As a parent or caregiver, you may feel frightened and stuck between wanting to help and protect your teen while at the same time trying to respect their privacy and their need to be treated as an individual.
Even though some teens may be using long before their parents realize it, knowing the warning signs will help you to be proactive in seeking support early before the use becomes a life-changing event.
The warning signs below may be due to substance use or to issues relating to adolescent development. If warning signs are detected, please seek help from your health care professional.
Physical signs depend on what substance a teen is using. For example, with alcohol and marijuana, teens may have bloodshot eyes, dilated pupils, slurred speech and be overly talkative. Stimulants such as cocaine and methamphetamines, teens might have a runny nose, coughing, wheezing and staying awake for long periods of time. Teens may also look disheveled and exercise poor hygiene.

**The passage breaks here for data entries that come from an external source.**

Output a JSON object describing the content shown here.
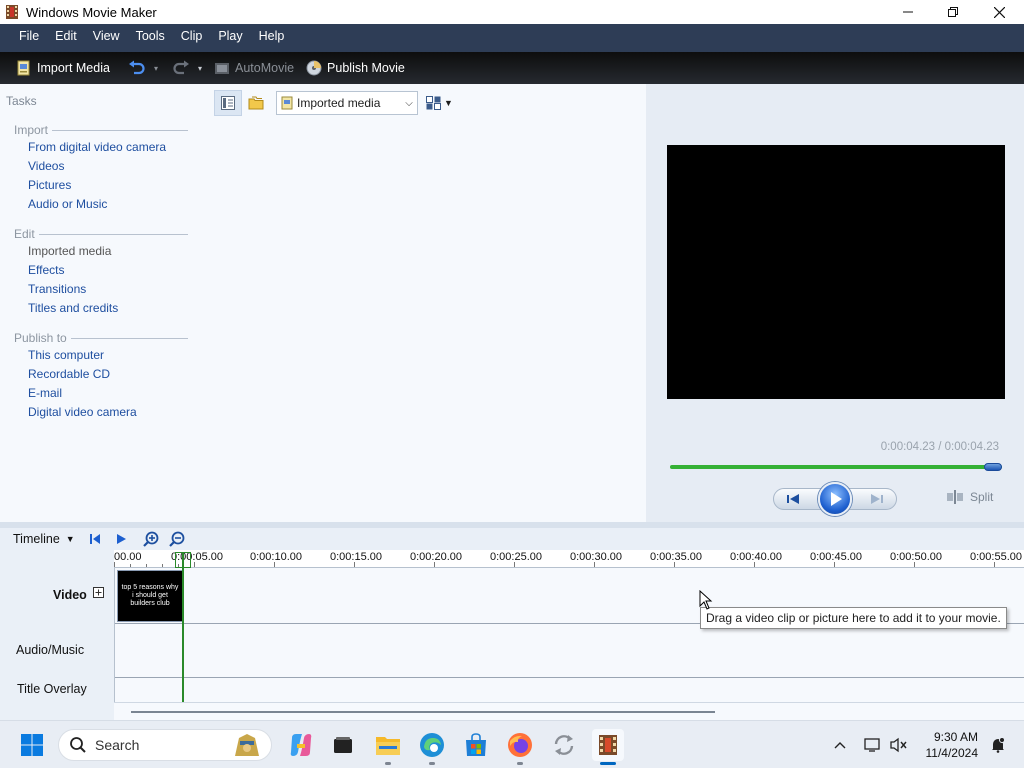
{
  "window": {
    "title": "Windows Movie Maker"
  },
  "menu": [
    "File",
    "Edit",
    "View",
    "Tools",
    "Clip",
    "Play",
    "Help"
  ],
  "toolbar": {
    "import_media": "Import Media",
    "automovie": "AutoMovie",
    "publish_movie": "Publish Movie"
  },
  "tasks": {
    "title": "Tasks",
    "sections": [
      {
        "header": "Import",
        "items": [
          "From digital video camera",
          "Videos",
          "Pictures",
          "Audio or Music"
        ]
      },
      {
        "header": "Edit",
        "items": [
          "Imported media",
          "Effects",
          "Transitions",
          "Titles and credits"
        ]
      },
      {
        "header": "Publish to",
        "items": [
          "This computer",
          "Recordable CD",
          "E-mail",
          "Digital video camera"
        ]
      }
    ]
  },
  "collection": {
    "selected": "Imported media"
  },
  "preview": {
    "time": "0:00:04.23 / 0:00:04.23",
    "progress": 1.0,
    "split_label": "Split"
  },
  "timeline": {
    "label": "Timeline",
    "ruler": [
      "00.00",
      "0:00:05.00",
      "0:00:10.00",
      "0:00:15.00",
      "0:00:20.00",
      "0:00:25.00",
      "0:00:30.00",
      "0:00:35.00",
      "0:00:40.00",
      "0:00:45.00",
      "0:00:50.00",
      "0:00:55.00"
    ],
    "tracks": {
      "video": "Video",
      "audio": "Audio/Music",
      "title_overlay": "Title Overlay"
    },
    "clip_text": "top 5 reasons why i should get builders club",
    "tooltip": "Drag a video clip or picture here to add it to your movie."
  },
  "taskbar": {
    "search_placeholder": "Search",
    "time": "9:30 AM",
    "date": "11/4/2024"
  }
}
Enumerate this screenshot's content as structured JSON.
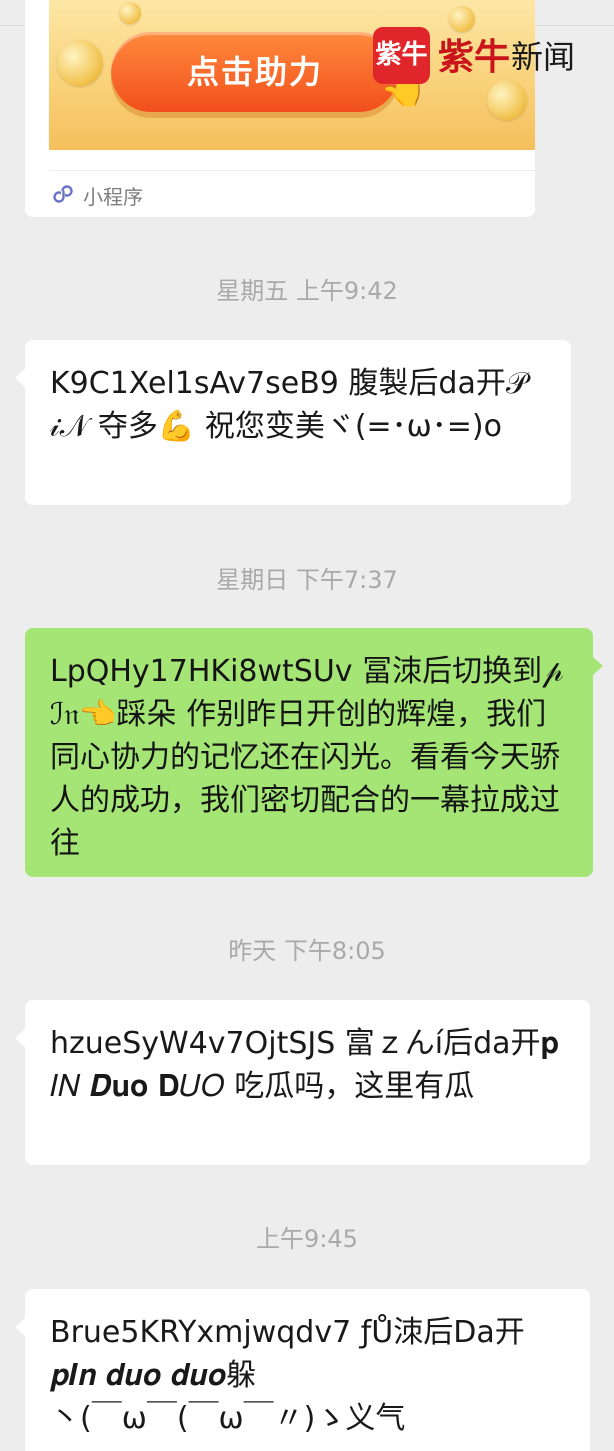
{
  "card": {
    "button_label": "点击助力",
    "footer_label": "小程序",
    "icon": "mini-program-icon"
  },
  "watermark": {
    "badge": "紫牛",
    "brand": "紫牛",
    "suffix": "新闻"
  },
  "chat": [
    {
      "type": "time",
      "text": "星期五 上午9:42"
    },
    {
      "type": "message",
      "side": "incoming",
      "text": "K9C1Xel1sAv7seB9  腹製后da开𝒫𝒾𝒩 夺多💪  祝您变美ヾ(=･ω･=)o"
    },
    {
      "type": "time",
      "text": "星期日 下午7:37"
    },
    {
      "type": "message",
      "side": "outgoing",
      "text": "LpQHy17HKi8wtSUv  冨洓后切换到𝓅ℐ𝔫👈踩朵  作别昨日开创的辉煌，我们同心协力的记忆还在闪光。看看今天骄人的成功，我们密切配合的一幕拉成过往"
    },
    {
      "type": "time",
      "text": "昨天 下午8:05"
    },
    {
      "type": "message",
      "side": "incoming",
      "text": "hzueSyW4v7OjtSJS  富ｚんí后da开𝐩𝐼𝑁 𝑫𝐮𝐨 𝐃𝑈𝑂  吃瓜吗，这里有瓜"
    },
    {
      "type": "time",
      "text": "上午9:45"
    },
    {
      "type": "message",
      "side": "incoming",
      "text": "Brue5KRYxmjwqdv7 ƒŮ洓后Da开\n𝒑𝑰𝒏 𝒅𝒖𝒐 𝒅𝒖𝒐躲\n丶(￣ω￣(￣ω￣〃)ゝ义气"
    }
  ],
  "colors": {
    "background": "#ededed",
    "incoming_bubble": "#ffffff",
    "outgoing_bubble": "#a5e576",
    "timestamp": "#a9a9a9",
    "watermark_red": "#c8141a"
  }
}
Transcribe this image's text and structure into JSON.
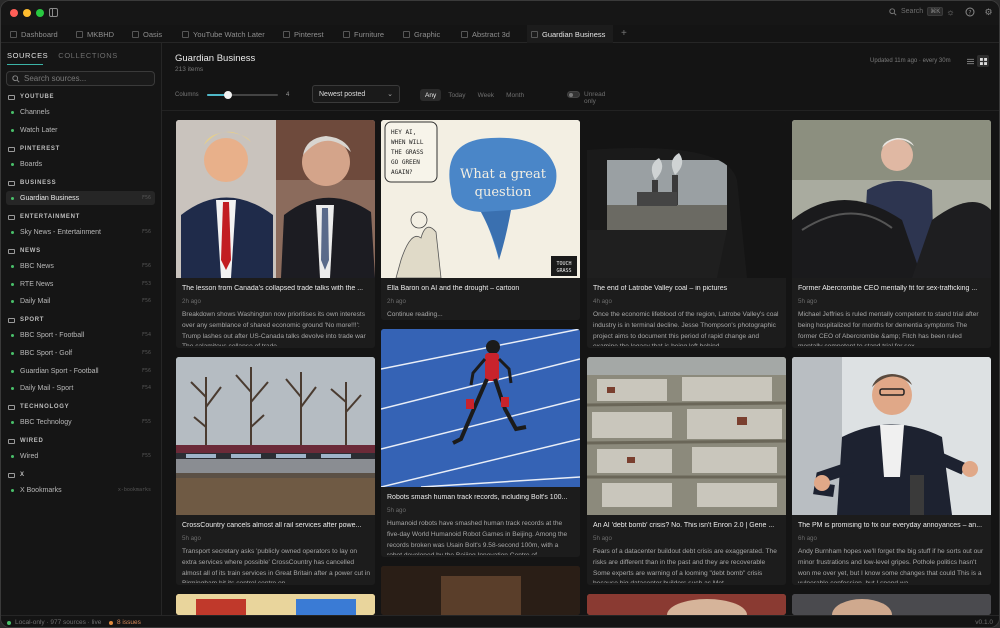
{
  "titlebar": {
    "search_label": "Search",
    "search_shortcut": "⌘K"
  },
  "tabs": [
    {
      "label": "Dashboard",
      "active": false
    },
    {
      "label": "MKBHD",
      "active": false
    },
    {
      "label": "Oasis",
      "active": false
    },
    {
      "label": "YouTube Watch Later",
      "active": false
    },
    {
      "label": "Pinterest",
      "active": false
    },
    {
      "label": "Furniture",
      "active": false
    },
    {
      "label": "Graphic",
      "active": false
    },
    {
      "label": "Abstract 3d",
      "active": false
    },
    {
      "label": "Guardian Business",
      "active": true
    }
  ],
  "sidebar": {
    "tab_sources": "SOURCES",
    "tab_collections": "COLLECTIONS",
    "search_placeholder": "Search sources...",
    "groups": [
      {
        "name": "YOUTUBE",
        "items": [
          {
            "label": "Channels",
            "key": ""
          },
          {
            "label": "Watch Later",
            "key": ""
          }
        ]
      },
      {
        "name": "PINTEREST",
        "items": [
          {
            "label": "Boards",
            "key": ""
          }
        ]
      },
      {
        "name": "BUSINESS",
        "items": [
          {
            "label": "Guardian Business",
            "key": "F56",
            "active": true
          }
        ]
      },
      {
        "name": "ENTERTAINMENT",
        "items": [
          {
            "label": "Sky News - Entertainment",
            "key": "F56"
          }
        ]
      },
      {
        "name": "NEWS",
        "items": [
          {
            "label": "BBC News",
            "key": "F56"
          },
          {
            "label": "RTE News",
            "key": "F53"
          },
          {
            "label": "Daily Mail",
            "key": "F56"
          }
        ]
      },
      {
        "name": "SPORT",
        "items": [
          {
            "label": "BBC Sport - Football",
            "key": "F54"
          },
          {
            "label": "BBC Sport - Golf",
            "key": "F56"
          },
          {
            "label": "Guardian Sport - Football",
            "key": "F56"
          },
          {
            "label": "Daily Mail - Sport",
            "key": "F54"
          }
        ]
      },
      {
        "name": "TECHNOLOGY",
        "items": [
          {
            "label": "BBC Technology",
            "key": "F55"
          }
        ]
      },
      {
        "name": "WIRED",
        "items": [
          {
            "label": "Wired",
            "key": "F55"
          }
        ]
      },
      {
        "name": "X",
        "items": [
          {
            "label": "X Bookmarks",
            "key": "x-bookmarks"
          }
        ]
      }
    ]
  },
  "main": {
    "title": "Guardian Business",
    "count": "213 items",
    "updated": "Updated 11m ago · every 30m",
    "columns_label": "Columns",
    "columns_value": "4",
    "columns_fraction": 0.3,
    "sort_selected": "Newest posted",
    "filters": [
      "Any",
      "Today",
      "Week",
      "Month"
    ],
    "active_filter": "Any",
    "unread_label": "Unread only"
  },
  "cards": [
    {
      "title": "The lesson from Canada's collapsed trade talks with the ...",
      "age": "2h ago",
      "desc": "Breakdown shows Washington now prioritises its own interests over any semblance of shared economic ground 'No more!!!': Trump lashes out after US-Canada talks devolve into trade war The calamitous collapse of trade..."
    },
    {
      "title": "Ella Baron on AI and the drought – cartoon",
      "age": "2h ago",
      "desc": "Continue reading...",
      "cartoon_text": "HEY AI, WHEN WILL THE GRASS GO GREEN AGAIN?",
      "cartoon_big": "What a great question",
      "cartoon_sig": "TOUCH GRASS"
    },
    {
      "title": "The end of Latrobe Valley coal – in pictures",
      "age": "4h ago",
      "desc": "Once the economic lifeblood of the region, Latrobe Valley's coal industry is in terminal decline. Jesse Thompson's photographic project aims to document this period of rapid change and examine the legacy that is being left behind..."
    },
    {
      "title": "Former Abercrombie CEO mentally fit for sex-trafficking ...",
      "age": "5h ago",
      "desc": "Michael Jeffries is ruled mentally competent to stand trial after being hospitalized for months for dementia symptoms The former CEO of Abercrombie &amp; Fitch has been ruled mentally competent to stand trial for sex..."
    },
    {
      "title": "CrossCountry cancels almost all rail services after powe...",
      "age": "5h ago",
      "desc": "Transport secretary asks 'publicly owned operators to lay on extra services where possible' CrossCountry has cancelled almost all of its train services in Great Britain after a power cut in Birmingham hit its control centre on..."
    },
    {
      "title": "Robots smash human track records, including Bolt's 100...",
      "age": "5h ago",
      "desc": "Humanoid robots have smashed human track records at the five-day World Humanoid Robot Games in Beijing. Among the records broken was Usain Bolt's 9.58-second 100m, with a robot developed by the Beijing Innovation Centre of..."
    },
    {
      "title": "An AI 'debt bomb' crisis? No. This isn't Enron 2.0 | Gene ...",
      "age": "5h ago",
      "desc": "Fears of a datacenter buildout debt crisis are exaggerated. The risks are different than in the past and they are recoverable Some experts are warning of a looming \"debt bomb\" crisis because big datacenter builders such as Met..."
    },
    {
      "title": "The PM is promising to fix our everyday annoyances – an...",
      "age": "6h ago",
      "desc": "Andy Burnham hopes we'll forget the big stuff if he sorts out our minor frustrations and low-level gripes. Pothole politics hasn't won me over yet, but I know some changes that could This is a vulnerable confession, but I spend wa..."
    }
  ],
  "status": {
    "live": "Local-only · 977 sources · live",
    "issues": "8 issues",
    "version": "v0.1.0"
  },
  "colors": {
    "accent": "#3bb3a6",
    "live": "#49c06a",
    "issue": "#e08a3c"
  }
}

One way to figure out if your teen is using is to give them a hug and do their laundry. By hugging them you may be able to smell the substances in their hair, skin and clothing. When doing their laundry, look for drugs left in the pockets, as well as drug and bodily fluids on the clothes.
Also keep in mind that teens may have various items in their possession to help cover up drug use, such as eyedrops, breath and body spray, mints and incense.
Teens may be moody, depressed, overly sensitive and hostile to perceived criticism or questioning. They may also be violent towards siblings and have low motivation. They may not be as happy as they used to be.
Teens will no longer hang out with old childhood friends but will change their social group to those who use drugs and alcohol. Teens will be secretive regarding their friendships and may be participating in delinquent behavior such as excessive partying, lying, stealing, fighting, bullying, truancy and trouble with law enforcement. When a teen gets a phone call, they may talk in a hushed tone or be quick to end the conversation.
Family activities will not be a priority in the teen’s life. A lot of time may be spent in their bedroom or out with using friends. Teens may violate curfew and established house rules. When confronting the teen regarding their behavior, they may make excuses for their actions or be argumentative. Communication between family members will be strained and a feeling of something just isn’t right within the family unit.
Teen’s classroom behavior may consist of sleeping in class, lack of participating, skipping class periods and having an oppositional attitude towards teachers and administrators. Homework will not be completed or turned in and grades will drop. Teens also may not tell you when teacher conferences and meetings are scheduled. Teens will no longer be interested in school activities and sports that they used to love.